WHO position as outlined in the strategy
This target area includes policy options and interventions that focus directly on reducing the harm from alcohol intoxication and drinking without necessarily affecting underlying alcohol consumption. Current evidence and good practices favor the complementary use of interventions within a broader strategy that prevents or reduces the negative consequences of drinking and alcohol intoxication. In implementing these approaches to managing the drinking environment or informing consumers, the perception of endorsing or promoting drinking should be avoided.
Policy options outlined in the strategy
(a) Regulating the drinking context to minimize violence and disruptive behavior, including serving alcohol in plastic containers or shatter-proof glass and managing alcohol-related issues at large-scale public events
(b) Enforcing laws against serving to intoxicated persons and legal liability for harmful consequences of harm resulting from intoxication caused by the serving of alcohol
(c) Enacting management policies relating to responsible serving of beverages on-premise and training staff in relevant sectors in how better to prevent, identify, and manage intoxicated and aggressive drinkers

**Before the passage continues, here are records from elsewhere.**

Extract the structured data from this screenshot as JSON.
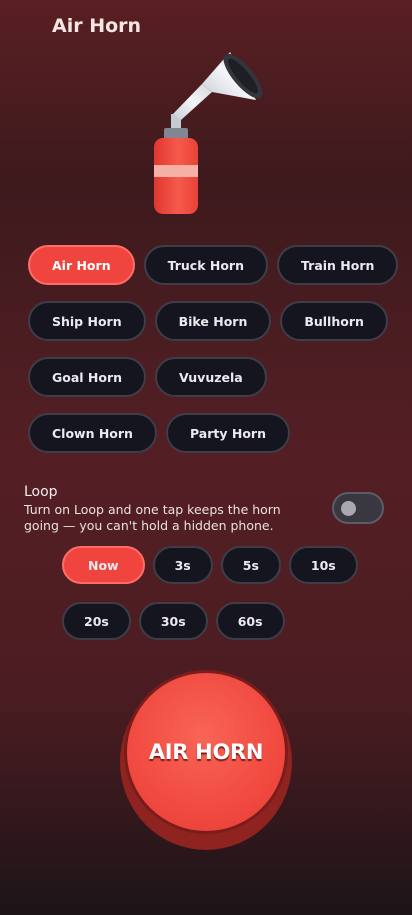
{
  "app": {
    "title": "Air Horn"
  },
  "illustration": {
    "icon": "air-horn-canister-icon"
  },
  "sounds": [
    {
      "label": "Air Horn",
      "selected": true
    },
    {
      "label": "Truck Horn",
      "selected": false
    },
    {
      "label": "Train Horn",
      "selected": false
    },
    {
      "label": "Ship Horn",
      "selected": false
    },
    {
      "label": "Bike Horn",
      "selected": false
    },
    {
      "label": "Bullhorn",
      "selected": false
    },
    {
      "label": "Goal Horn",
      "selected": false
    },
    {
      "label": "Vuvuzela",
      "selected": false
    },
    {
      "label": "Clown Horn",
      "selected": false
    },
    {
      "label": "Party Horn",
      "selected": false
    }
  ],
  "loop": {
    "label": "Loop",
    "description": "Turn on Loop and one tap keeps the horn going — you can't hold a hidden phone.",
    "enabled": false
  },
  "timers": [
    {
      "label": "Now",
      "selected": true
    },
    {
      "label": "3s",
      "selected": false
    },
    {
      "label": "5s",
      "selected": false
    },
    {
      "label": "10s",
      "selected": false
    },
    {
      "label": "20s",
      "selected": false
    },
    {
      "label": "30s",
      "selected": false
    },
    {
      "label": "60s",
      "selected": false
    }
  ],
  "main_button": {
    "label": "AIR HORN"
  },
  "colors": {
    "accent": "#f0453f",
    "chip_bg": "#15151f",
    "chip_border": "#3e3d48"
  }
}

(d) Reducing the alcoholic strength within different beverage categories
(e) Providing necessary care or shelter for severely intoxicated people
(f) Providing consumer information about and labeling alcoholic beverages to indicate the harm related to alcohol
Brief comments from an industry perspective
Industry members support targeted interventions that focus directly on reducing harm related to alcohol intoxication. Effective management of the drinking environment is key to this, as is server training. There are many examples of industry initiatives that aim to train retail staff in how to identify and manage intoxicated and aggressive drinkers. Many beverage alcohol producers—across the beer, wine, and spirits sectors—produce beverages with a range of different alcoholic strengths, enabling consumer choice. There are many ways of providing consumer information about the nature and effects of beverage alcohol. Labels are one of these options, but there are many opportunities for industry members to provide information via consumer care lines or websites. Industry members agree that laws against serving to intoxicated persons should be enforced.
How can industry members support the above policy options?
- Supporting responsibility campaigns linked to major sporting events or music festivals
- Supporting server training initiatives
- Providing information on beverage strength and health outcomes
- Supporting brief interventions
What ICAP tools are available to support this work?
- ICAP Blue Book, Module 7: Drinking and Violence
- ICAP Blue Book, Module 14: Public Order and Drinking Environments
- ICAP Blue Book, Module 5: Drunkenness
- ICAP website Policy Issues area on violence: http://www.icap.org/PolicyIssues/Violence/
- ICAP Issues Briefing, Physical Availability of Beverage Alcohol: Monopolies, Licensing, and Outlet Density
- ICAP Report 12, Violence and Licensed Premises
- ICAP Report 19, Lower Alcohol Beverages
- ICAP Report 20, Informing Consumers about Beverage Alcohol
- ICAP Book, Drinking in Context: Patterns, Interventions, and Partnerships, Chapters 4, 5, 6, and 7 on targeted interventions
- ICAP Book, Working Together to Reduce Harmful Drinking, Chapter 6 on selling and serving beverage alcohol
What other tools are available?
The tools listed under AREAS 3, 5, and 7 earlier in the toolkit are also relevant for this AREA.